** What to do **
Go through the data and copy every line in which "strategies" appears.

Data entries:
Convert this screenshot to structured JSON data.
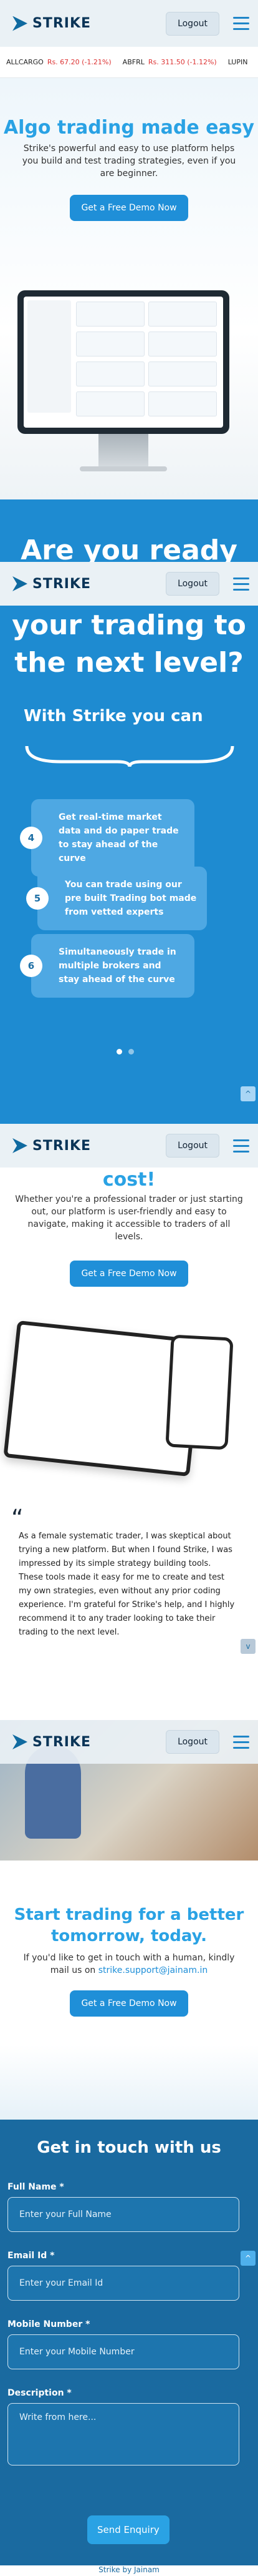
{
  "brand": {
    "name": "STRIKE",
    "login": "Logout"
  },
  "ticker": [
    {
      "symbol": "ALLCARGO",
      "change": "Rs. 67.20 (-1.21%)"
    },
    {
      "symbol": "ABFRL",
      "change": "Rs. 311.50 (-1.12%)"
    },
    {
      "symbol": "LUPIN",
      "change": ""
    }
  ],
  "hero": {
    "title": "Algo trading made easy",
    "subtitle": "Strike's powerful and easy to use platform helps you build and test trading strategies, even if you are beginner.",
    "cta": "Get a Free Demo Now"
  },
  "ready": {
    "line1": "Are you ready",
    "line2": "your trading to",
    "line3": "the next level?",
    "with": "With Strike you can"
  },
  "slides": [
    {
      "num": "4",
      "text": "Get real-time market data and do paper trade to stay ahead of the curve"
    },
    {
      "num": "5",
      "text": "You can trade using our pre built Trading bot made from vetted experts"
    },
    {
      "num": "6",
      "text": "Simultaneously trade in multiple brokers and stay ahead of the curve"
    }
  ],
  "cost": {
    "title": "cost!",
    "text": "Whether you're a professional trader or just starting out, our platform is user-friendly and easy to navigate, making it accessible to traders of all levels.",
    "cta": "Get a Free Demo Now"
  },
  "testimonial": {
    "text": "As a female systematic trader, I was skeptical about trying a new platform. But when I found Strike, I was impressed by its simple strategy building tools. These tools made it easy for me to create and test my own strategies, even without any prior coding experience. I'm grateful for Strike's help, and I highly recommend it to any trader looking to take their trading to the next level."
  },
  "start": {
    "title": "Start trading for a better tomorrow, today.",
    "text": "If you'd like to get in touch with a human, kindly mail us on",
    "email": "strike.support@jainam.in",
    "cta": "Get a Free Demo Now"
  },
  "contact": {
    "title": "Get in touch with us",
    "name_label": "Full Name *",
    "name_ph": "Enter your Full Name",
    "email_label": "Email Id *",
    "email_ph": "Enter your Email Id",
    "mobile_label": "Mobile Number *",
    "mobile_ph": "Enter your Mobile Number",
    "desc_label": "Description *",
    "desc_ph": "Write from here...",
    "send": "Send Enquiry"
  },
  "footer": "Strike by Jainam",
  "colors": {
    "accent": "#2aa2e4",
    "navy": "#0b3558",
    "blue_section": "#1e8bd1",
    "contact_bg": "#1a6aa0"
  }
}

** Written response **
    "subtitle": "Strike's powerful and easy to use platform helps you build and test trading strategies, even if you are beginner.",
    "text": "As a female systematic trader, I was skeptical about trying a new platform. But when I found Strike, I was impressed by its simple strategy building tools. These tools made it easy for me to create and test my own strategies, even without any prior coding experience. I'm grateful for Strike's help, and I highly recommend it to any trader looking to take their trading to the next level."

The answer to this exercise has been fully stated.